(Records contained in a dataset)
▼

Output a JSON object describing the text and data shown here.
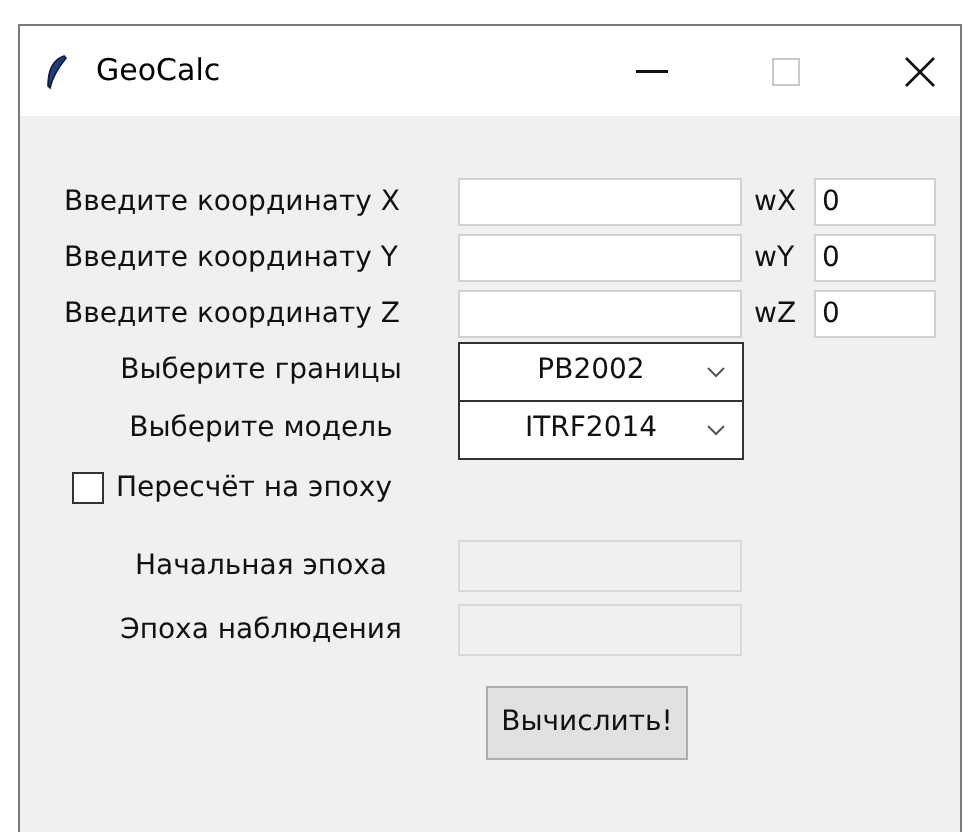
{
  "window": {
    "title": "GeoCalc"
  },
  "coordinates": [
    {
      "label": "Введите координату X",
      "weight_label": "wX",
      "weight_value": "0"
    },
    {
      "label": "Введите координату Y",
      "weight_label": "wY",
      "weight_value": "0"
    },
    {
      "label": "Введите координату Z",
      "weight_label": "wZ",
      "weight_value": "0"
    }
  ],
  "selects": [
    {
      "label": "Выберите границы",
      "value": "PB2002"
    },
    {
      "label": "Выберите модель",
      "value": "ITRF2014"
    }
  ],
  "recalc": {
    "label": "Пересчёт на эпоху",
    "checked": false
  },
  "epochs": [
    {
      "label": "Начальная эпоха",
      "disabled": true
    },
    {
      "label": "Эпоха наблюдения",
      "disabled": true
    }
  ],
  "button": "Вычислить!"
}
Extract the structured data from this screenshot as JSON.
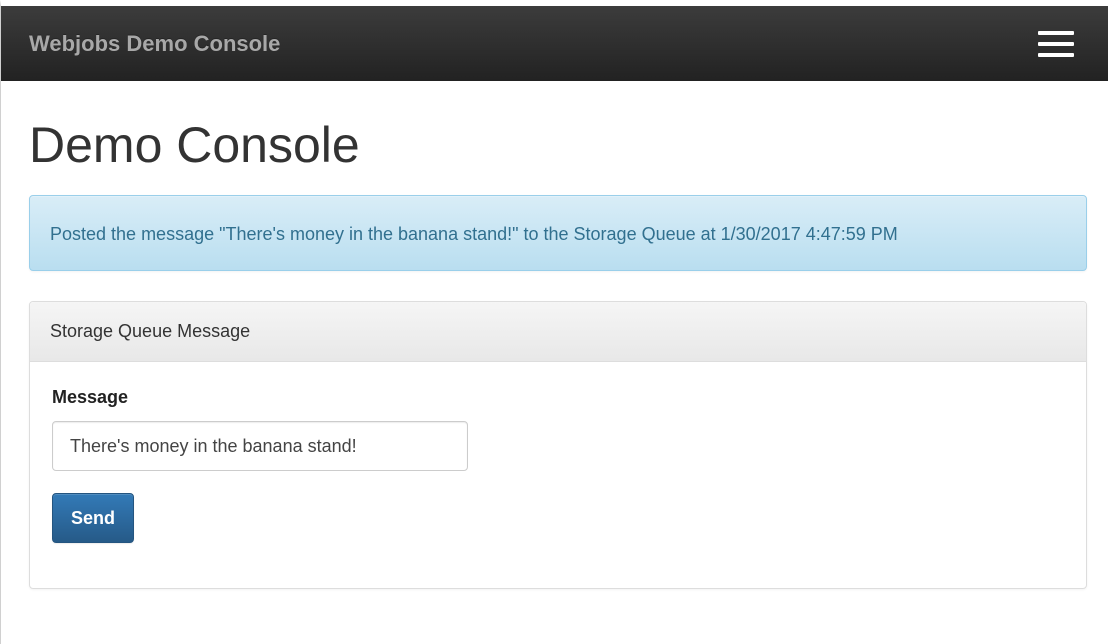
{
  "navbar": {
    "brand": "Webjobs Demo Console",
    "menu_icon": "hamburger-menu-icon"
  },
  "page": {
    "title": "Demo Console"
  },
  "alert": {
    "text": "Posted the message \"There's money in the banana stand!\" to the Storage Queue at 1/30/2017 4:47:59 PM"
  },
  "panel": {
    "heading": "Storage Queue Message",
    "message_label": "Message",
    "message_value": "There's money in the banana stand!",
    "send_label": "Send"
  },
  "colors": {
    "navbar_bg": "#222222",
    "alert_bg": "#d9edf7",
    "alert_text": "#31708f",
    "primary_button": "#337ab7"
  }
}
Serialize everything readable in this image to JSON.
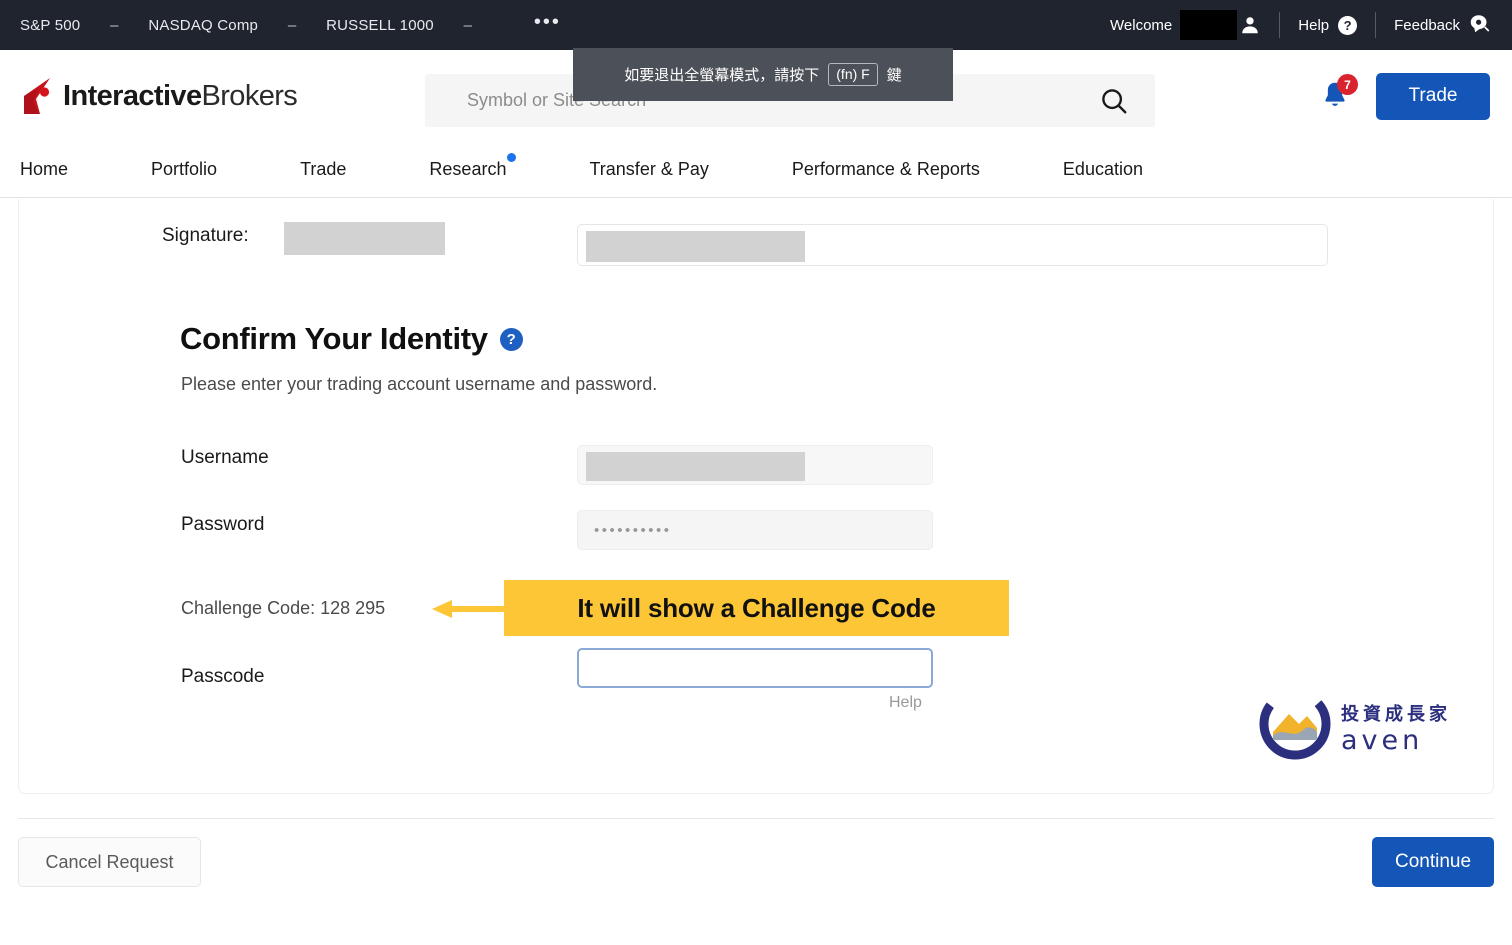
{
  "ticker": {
    "items": [
      {
        "name": "S&P 500",
        "value": "–"
      },
      {
        "name": "NASDAQ Comp",
        "value": "–"
      },
      {
        "name": "RUSSELL 1000",
        "value": "–"
      }
    ],
    "more_label": "•••",
    "welcome_label": "Welcome",
    "username_redacted": "",
    "help_label": "Help",
    "help_icon_glyph": "?",
    "feedback_label": "Feedback"
  },
  "fullscreen_tooltip": {
    "text_before": "如要退出全螢幕模式，請按下",
    "key": "(fn) F",
    "text_after": "鍵"
  },
  "header": {
    "logo_bold": "Interactive",
    "logo_light": "Brokers",
    "search_placeholder": "Symbol or Site Search",
    "search_value": "",
    "notification_count": "7",
    "trade_label": "Trade"
  },
  "nav": {
    "items": [
      {
        "label": "Home",
        "badge": false
      },
      {
        "label": "Portfolio",
        "badge": false
      },
      {
        "label": "Trade",
        "badge": false
      },
      {
        "label": "Research",
        "badge": true
      },
      {
        "label": "Transfer & Pay",
        "badge": false
      },
      {
        "label": "Performance & Reports",
        "badge": false
      },
      {
        "label": "Education",
        "badge": false
      }
    ]
  },
  "form": {
    "signature_label": "Signature:",
    "signature_value": "",
    "signature_input_value": "",
    "section_title": "Confirm Your Identity",
    "section_help_glyph": "?",
    "section_subtitle": "Please enter your trading account username and password.",
    "username_label": "Username",
    "username_value": "",
    "password_label": "Password",
    "password_value": "••••••••••",
    "challenge_code_label": "Challenge Code: 128 295",
    "passcode_label": "Passcode",
    "passcode_value": "",
    "passcode_placeholder": "",
    "help_link_label": "Help"
  },
  "annotation": {
    "text": "It will show a Challenge Code",
    "background_color": "#fcc636",
    "arrow_color": "#fcc636"
  },
  "watermark": {
    "chinese": "投資成長家",
    "english": "aven"
  },
  "footer": {
    "cancel_label": "Cancel Request",
    "continue_label": "Continue"
  },
  "colors": {
    "brand_blue": "#1456b8",
    "brand_red": "#d9232e",
    "ticker_bg": "#1f242e",
    "annotation_yellow": "#fcc636"
  }
}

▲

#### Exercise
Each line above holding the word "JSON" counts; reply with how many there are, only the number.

#### Answer box
3